[Stored records]
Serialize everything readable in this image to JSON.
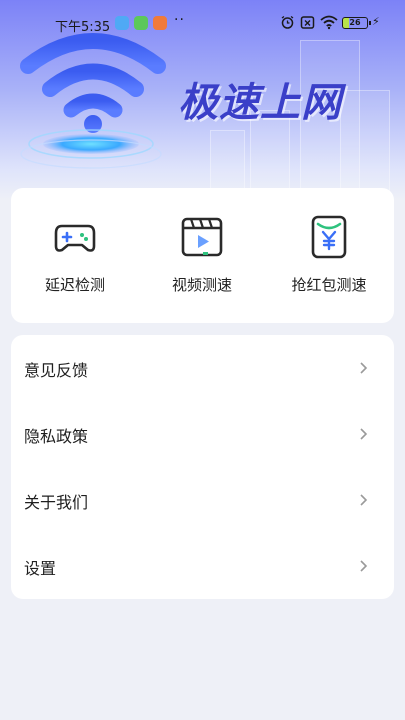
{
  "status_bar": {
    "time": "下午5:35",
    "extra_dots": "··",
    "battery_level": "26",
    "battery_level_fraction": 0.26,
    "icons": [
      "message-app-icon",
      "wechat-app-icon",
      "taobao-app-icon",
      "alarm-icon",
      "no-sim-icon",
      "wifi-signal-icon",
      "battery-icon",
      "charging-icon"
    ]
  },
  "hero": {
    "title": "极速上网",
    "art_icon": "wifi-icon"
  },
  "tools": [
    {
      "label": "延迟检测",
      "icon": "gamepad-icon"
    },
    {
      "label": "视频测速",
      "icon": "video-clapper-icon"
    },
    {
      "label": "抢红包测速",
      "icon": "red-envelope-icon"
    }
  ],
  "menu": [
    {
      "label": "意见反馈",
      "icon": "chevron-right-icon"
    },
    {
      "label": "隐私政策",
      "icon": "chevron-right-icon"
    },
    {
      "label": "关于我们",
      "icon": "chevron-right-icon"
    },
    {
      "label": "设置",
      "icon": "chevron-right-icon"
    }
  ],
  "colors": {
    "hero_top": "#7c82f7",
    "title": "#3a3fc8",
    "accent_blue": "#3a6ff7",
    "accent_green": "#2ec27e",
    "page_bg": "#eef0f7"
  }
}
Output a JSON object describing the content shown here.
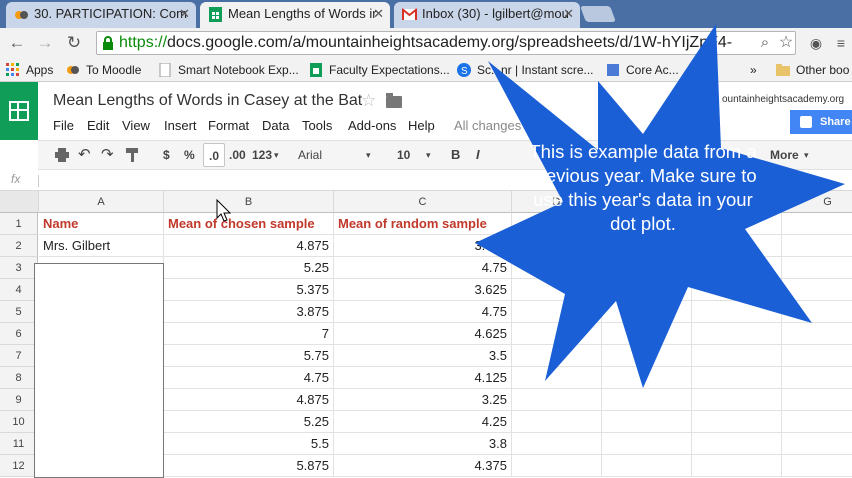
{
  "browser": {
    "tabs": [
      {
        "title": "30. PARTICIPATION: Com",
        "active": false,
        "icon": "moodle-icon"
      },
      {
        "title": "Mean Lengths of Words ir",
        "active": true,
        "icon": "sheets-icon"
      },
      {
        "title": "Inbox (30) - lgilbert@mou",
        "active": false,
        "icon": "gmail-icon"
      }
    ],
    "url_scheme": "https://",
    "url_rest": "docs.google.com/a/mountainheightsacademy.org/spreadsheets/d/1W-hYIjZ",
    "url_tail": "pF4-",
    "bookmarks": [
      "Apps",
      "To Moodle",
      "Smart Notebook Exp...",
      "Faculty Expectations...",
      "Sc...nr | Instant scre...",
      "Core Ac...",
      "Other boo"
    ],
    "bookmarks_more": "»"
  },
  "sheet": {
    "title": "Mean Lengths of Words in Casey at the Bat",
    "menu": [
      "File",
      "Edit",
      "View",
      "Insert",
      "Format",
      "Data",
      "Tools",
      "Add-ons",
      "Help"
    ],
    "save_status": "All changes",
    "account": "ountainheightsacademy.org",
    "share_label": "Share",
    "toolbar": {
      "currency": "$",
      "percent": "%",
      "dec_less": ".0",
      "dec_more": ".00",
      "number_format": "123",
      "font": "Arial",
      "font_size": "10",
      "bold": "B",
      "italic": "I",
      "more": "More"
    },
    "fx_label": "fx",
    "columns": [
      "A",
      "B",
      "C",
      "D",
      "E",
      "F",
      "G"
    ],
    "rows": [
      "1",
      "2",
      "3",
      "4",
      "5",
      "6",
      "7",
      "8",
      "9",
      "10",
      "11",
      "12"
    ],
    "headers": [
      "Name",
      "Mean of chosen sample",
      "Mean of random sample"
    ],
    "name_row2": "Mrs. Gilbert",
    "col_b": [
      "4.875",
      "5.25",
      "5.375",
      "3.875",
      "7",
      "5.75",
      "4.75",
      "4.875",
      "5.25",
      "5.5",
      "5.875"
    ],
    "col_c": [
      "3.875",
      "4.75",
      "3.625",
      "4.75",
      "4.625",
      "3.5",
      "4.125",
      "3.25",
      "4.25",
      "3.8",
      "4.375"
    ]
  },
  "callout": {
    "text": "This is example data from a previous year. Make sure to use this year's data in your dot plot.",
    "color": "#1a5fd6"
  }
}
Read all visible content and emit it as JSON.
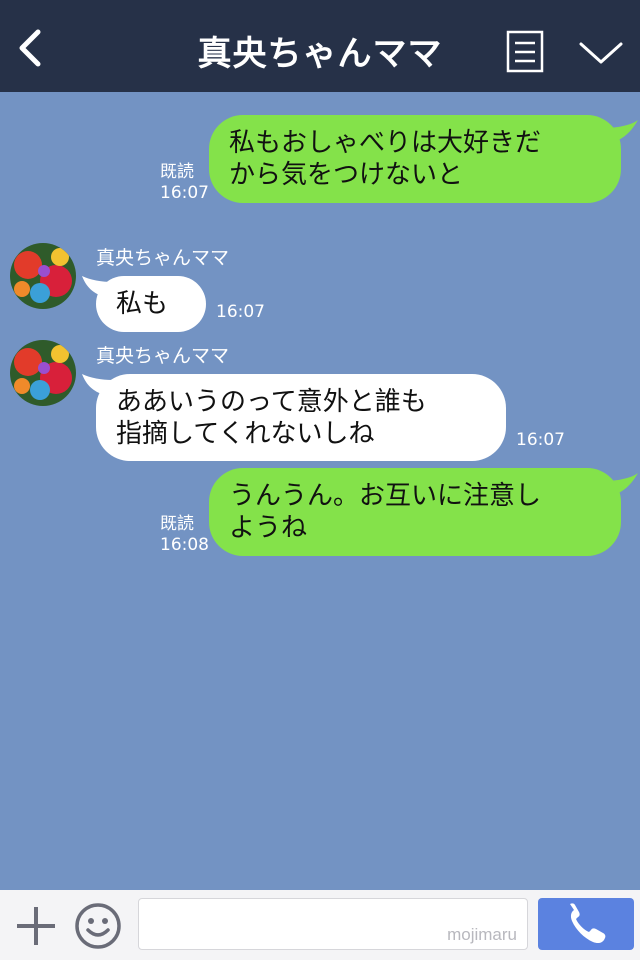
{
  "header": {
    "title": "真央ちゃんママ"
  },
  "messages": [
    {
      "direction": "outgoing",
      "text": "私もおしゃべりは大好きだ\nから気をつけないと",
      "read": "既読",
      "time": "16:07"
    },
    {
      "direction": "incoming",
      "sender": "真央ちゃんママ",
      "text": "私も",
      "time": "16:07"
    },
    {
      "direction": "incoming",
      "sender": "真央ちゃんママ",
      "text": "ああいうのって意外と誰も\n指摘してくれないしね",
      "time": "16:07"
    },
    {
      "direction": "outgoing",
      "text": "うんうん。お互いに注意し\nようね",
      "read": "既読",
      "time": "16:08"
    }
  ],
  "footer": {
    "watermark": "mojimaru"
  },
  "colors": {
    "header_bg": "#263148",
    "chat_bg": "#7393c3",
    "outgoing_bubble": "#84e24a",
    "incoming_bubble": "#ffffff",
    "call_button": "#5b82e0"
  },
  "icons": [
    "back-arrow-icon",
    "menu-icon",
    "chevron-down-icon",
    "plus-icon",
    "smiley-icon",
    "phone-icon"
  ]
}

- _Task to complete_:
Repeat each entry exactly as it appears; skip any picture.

- _Answer to the exercise_:
Serialize everything readable in this image to JSON.
{
  "status_bar": {
    "time": "下午5:35",
    "extra_dots": "··",
    "battery_level": "26",
    "battery_level_fraction": 0.26,
    "icons": [
      "message-app-icon",
      "wechat-app-icon",
      "taobao-app-icon",
      "alarm-icon",
      "no-sim-icon",
      "wifi-signal-icon",
      "battery-icon",
      "charging-icon"
    ]
  },
  "hero": {
    "title": "极速上网",
    "art_icon": "wifi-icon"
  },
  "tools": [
    {
      "label": "延迟检测",
      "icon": "gamepad-icon"
    },
    {
      "label": "视频测速",
      "icon": "video-clapper-icon"
    },
    {
      "label": "抢红包测速",
      "icon": "red-envelope-icon"
    }
  ],
  "menu": [
    {
      "label": "意见反馈",
      "icon": "chevron-right-icon"
    },
    {
      "label": "隐私政策",
      "icon": "chevron-right-icon"
    },
    {
      "label": "关于我们",
      "icon": "chevron-right-icon"
    },
    {
      "label": "设置",
      "icon": "chevron-right-icon"
    }
  ],
  "colors": {
    "hero_top": "#7c82f7",
    "title": "#3a3fc8",
    "accent_blue": "#3a6ff7",
    "accent_green": "#2ec27e",
    "page_bg": "#eef0f7"
  }
}
Output a JSON object describing the content shown here.
{
  "browser": {
    "tabs": [
      {
        "title": "30. PARTICIPATION: Com",
        "active": false,
        "icon": "moodle-icon"
      },
      {
        "title": "Mean Lengths of Words ir",
        "active": true,
        "icon": "sheets-icon"
      },
      {
        "title": "Inbox (30) - lgilbert@mou",
        "active": false,
        "icon": "gmail-icon"
      }
    ],
    "url_scheme": "https://",
    "url_rest": "docs.google.com/a/mountainheightsacademy.org/spreadsheets/d/1W-hYIjZ",
    "url_tail": "pF4-",
    "bookmarks": [
      "Apps",
      "To Moodle",
      "Smart Notebook Exp...",
      "Faculty Expectations...",
      "Sc...nr | Instant scre...",
      "Core Ac...",
      "Other boo"
    ],
    "bookmarks_more": "»"
  },
  "sheet": {
    "title": "Mean Lengths of Words in Casey at the Bat",
    "menu": [
      "File",
      "Edit",
      "View",
      "Insert",
      "Format",
      "Data",
      "Tools",
      "Add-ons",
      "Help"
    ],
    "save_status": "All changes",
    "account": "ountainheightsacademy.org",
    "share_label": "Share",
    "toolbar": {
      "currency": "$",
      "percent": "%",
      "dec_less": ".0",
      "dec_more": ".00",
      "number_format": "123",
      "font": "Arial",
      "font_size": "10",
      "bold": "B",
      "italic": "I",
      "more": "More"
    },
    "fx_label": "fx",
    "columns": [
      "A",
      "B",
      "C",
      "D",
      "E",
      "F",
      "G"
    ],
    "rows": [
      "1",
      "2",
      "3",
      "4",
      "5",
      "6",
      "7",
      "8",
      "9",
      "10",
      "11",
      "12"
    ],
    "headers": [
      "Name",
      "Mean of chosen sample",
      "Mean of random sample"
    ],
    "name_row2": "Mrs. Gilbert",
    "col_b": [
      "4.875",
      "5.25",
      "5.375",
      "3.875",
      "7",
      "5.75",
      "4.75",
      "4.875",
      "5.25",
      "5.5",
      "5.875"
    ],
    "col_c": [
      "3.875",
      "4.75",
      "3.625",
      "4.75",
      "4.625",
      "3.5",
      "4.125",
      "3.25",
      "4.25",
      "3.8",
      "4.375"
    ]
  },
  "callout": {
    "text": "This is example data from a previous year. Make sure to use this year's data in your dot plot.",
    "color": "#1a5fd6"
  }
}
Read all visible content and emit it as JSON.
{
  "header": {
    "title": "真央ちゃんママ"
  },
  "messages": [
    {
      "direction": "outgoing",
      "text": "私もおしゃべりは大好きだ\nから気をつけないと",
      "read": "既読",
      "time": "16:07"
    },
    {
      "direction": "incoming",
      "sender": "真央ちゃんママ",
      "text": "私も",
      "time": "16:07"
    },
    {
      "direction": "incoming",
      "sender": "真央ちゃんママ",
      "text": "ああいうのって意外と誰も\n指摘してくれないしね",
      "time": "16:07"
    },
    {
      "direction": "outgoing",
      "text": "うんうん。お互いに注意し\nようね",
      "read": "既読",
      "time": "16:08"
    }
  ],
  "footer": {
    "watermark": "mojimaru"
  },
  "colors": {
    "header_bg": "#263148",
    "chat_bg": "#7393c3",
    "outgoing_bubble": "#84e24a",
    "incoming_bubble": "#ffffff",
    "call_button": "#5b82e0"
  },
  "icons": [
    "back-arrow-icon",
    "menu-icon",
    "chevron-down-icon",
    "plus-icon",
    "smiley-icon",
    "phone-icon"
  ]
}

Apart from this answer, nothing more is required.